As of Tuesday of next week, we will be able to claim that all of our wheels are "wind tunnel tested." Does that mean we can raise our prices?
Our wheels are not at the wind tunnel for marketing purposes though. Believe it or not, this trip is motivated purely by R&D. We've got 9 wheels in boxes that just arrived at A2 in North Carolina, with nary a camera in sight.* To let you know what precisely we are testing, I'll start with the lineup of wheels we are sending (all of these are front wheels):
- Canary Thunder, our yellow solid plastic prototype of the Rail, built with 24 radial laced CX-Ray spokes (more on spoke count in a bit)
- RFSC 85 w/ 20 CX-Ray spokes
- RFSC 58 w/ 24 CX-Ray spokes
- RFSC 58 w/ 20 CX-Ray spokes
- RFSC 50 w/ 20 CX-Ray spokes
- RFSC 38 w/ 20 CX-Ray spokes
- RFSC 38 w/ 20 Laser spokes
- FSW 23 2/ 20 CX-Ray spokes
- Zipp 404 Firecrest Carbon Clincher w/ 16 bladed spokes
Every wheel will be tested with the same 23mm Vittoria Corsa Evo CX tire rotating in the same direction. A single tire will be transferred from wheel to wheel to eliminate any variability that might result from variations in the tires, even if they are the same make and model.
Curiously, Canary Thunder has 24 spokes. No, we do not intend to go to market with that many, but have you ever tried building a wheel with a 20 pound solid plastic rim? We get one bite at this apple and the extra spokes help ensure the wheel will remain true at the tire pressure and rotational speed needed for the testing.
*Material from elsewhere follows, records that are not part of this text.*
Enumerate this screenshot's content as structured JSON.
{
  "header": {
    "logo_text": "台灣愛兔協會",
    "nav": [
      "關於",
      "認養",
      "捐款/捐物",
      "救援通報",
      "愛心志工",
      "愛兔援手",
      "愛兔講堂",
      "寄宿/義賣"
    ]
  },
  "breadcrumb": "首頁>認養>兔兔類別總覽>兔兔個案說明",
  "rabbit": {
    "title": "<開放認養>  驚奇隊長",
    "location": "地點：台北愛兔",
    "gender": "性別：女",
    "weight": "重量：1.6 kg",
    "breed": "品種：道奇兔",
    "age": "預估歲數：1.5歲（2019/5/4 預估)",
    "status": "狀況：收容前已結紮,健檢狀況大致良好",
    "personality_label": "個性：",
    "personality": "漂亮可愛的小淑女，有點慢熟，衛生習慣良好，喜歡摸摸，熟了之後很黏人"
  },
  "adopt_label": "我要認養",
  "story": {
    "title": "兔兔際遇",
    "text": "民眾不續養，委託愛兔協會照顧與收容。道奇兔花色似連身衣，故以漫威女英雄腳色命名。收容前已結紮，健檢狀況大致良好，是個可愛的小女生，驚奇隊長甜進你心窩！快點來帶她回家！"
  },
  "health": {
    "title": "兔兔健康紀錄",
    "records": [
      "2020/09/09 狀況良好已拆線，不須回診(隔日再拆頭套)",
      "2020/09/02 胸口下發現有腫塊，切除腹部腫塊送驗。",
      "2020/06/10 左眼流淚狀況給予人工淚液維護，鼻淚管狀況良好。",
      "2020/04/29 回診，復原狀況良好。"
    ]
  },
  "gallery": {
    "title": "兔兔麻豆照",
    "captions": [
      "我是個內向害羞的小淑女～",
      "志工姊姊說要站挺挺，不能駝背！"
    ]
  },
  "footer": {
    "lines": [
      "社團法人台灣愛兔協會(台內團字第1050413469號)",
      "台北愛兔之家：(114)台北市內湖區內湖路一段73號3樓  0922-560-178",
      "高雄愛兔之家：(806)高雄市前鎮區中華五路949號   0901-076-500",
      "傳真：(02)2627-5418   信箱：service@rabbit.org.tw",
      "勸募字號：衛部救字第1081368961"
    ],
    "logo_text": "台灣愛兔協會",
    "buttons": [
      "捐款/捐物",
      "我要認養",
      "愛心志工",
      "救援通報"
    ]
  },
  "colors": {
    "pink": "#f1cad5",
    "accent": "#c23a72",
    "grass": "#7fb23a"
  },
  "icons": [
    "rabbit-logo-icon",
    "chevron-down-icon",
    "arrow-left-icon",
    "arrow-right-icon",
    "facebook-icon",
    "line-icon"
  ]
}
We realize it will skew our data to the unfavorable side, but we're fine with that as we're looking to get smarter in the tunnel, not proclaim ourselves the victor when we emerge.
You will see also that we have a pair of RFSC 58s, one with 20 and the other 24 spokes. Testing both of these will give us some insight into how much drag is attritutable to 4 extra spokes. Everyone assumes fewer spokes are less drag - won't it be nice to know by how much? We think so. Testing 20H vs 24H will also help us normalize the testing of Canary Thunder by extrapolating the data to suggest how CT would perform with 20 spokes (and start to build a hypothesis about what 18 would look like).
We're testing every depth of our carbon rim for two reasons: 1) we want to be able to give quantifiable response when someone asks what is the difference between this depth and that. We can say that the shallower rim sheds a certain number of grams, and by providing the aerodynamic delta as well we think our customers will be better able to calculate their personal trade-off between speed and light weight; 2) we are not fully convinced a range of 4 (or even 3) different wheel depths is warranted. As we move from open mold to proprietary designs, we will likely remove offerings that offer variety with no real additional value.
Note that we also have a pair of 38s in there - one with CX-Rays and the other with the less expensive but same weight Lasers. CX-Rays are provided standard on a lot of wheels because of their purported aerodynamic benefit. How much is that benefit? Does it justify the additional expense? Let's find out.
Our FSW in our new 20H front skinny build also made the trip. We sent the 20H so we can compare it to comparably built carbons in different depths. It made the cut in part for baseline purposes. Most of the testing you see uses an alloy wheel as a baseline. But that wheel is usually a 32H Mavic Open Pro (front, no less!) that is about as suitable a benchmark for a performance wheel as Toyota Sienna is for a sports car. Our FSW is an outstanding wheel, but is not what anybody would consider aerodynamically remarkable. So let's see how all the carbons stack up against a racing quality wheel that isn't even trying to be fast. (And in the process, let's see how fast the FSW is in its own right.)
Finally, we've sent a Zipp 404 Firecrest carbon clincher. There are a host of reasons for this choice alone, most of which have to do with benchmarking - our current wheels against a Zipp with the same tire (and not the 21mm Zipp uses in their own testing but nobody uses on the road), our Zipp data against everyone else's Zipp data, and our new proprietary design against Zipp's recognized shape. We have no idea what to expect, but also nothing to fear. Does anybody expect our wheel to beat Zipp's? Spoiler alert - with 24 spokes instead of Zipp's 16 and a rough plastic surface that is not nearly as slippery as smooth carbon, our prototype will not be faster than their production wheelset. But this is a training race for us, not one where we expect to win. We just want to see how much work we have to do, and gauge our design's potential.
So while Canary Thunder is the impetus for this trip, we hope to learn a lot about how much a difference additional spokes, rim depth and spoke shape make, completely independent of whether we are on target with our prototype. We'll share what we learn here.
*Not entirely true. We asked the guy who runs the bicycle business at A2 and who will be conducting our tests to snap a couple of pictures of "Canary Thunder" with his phone.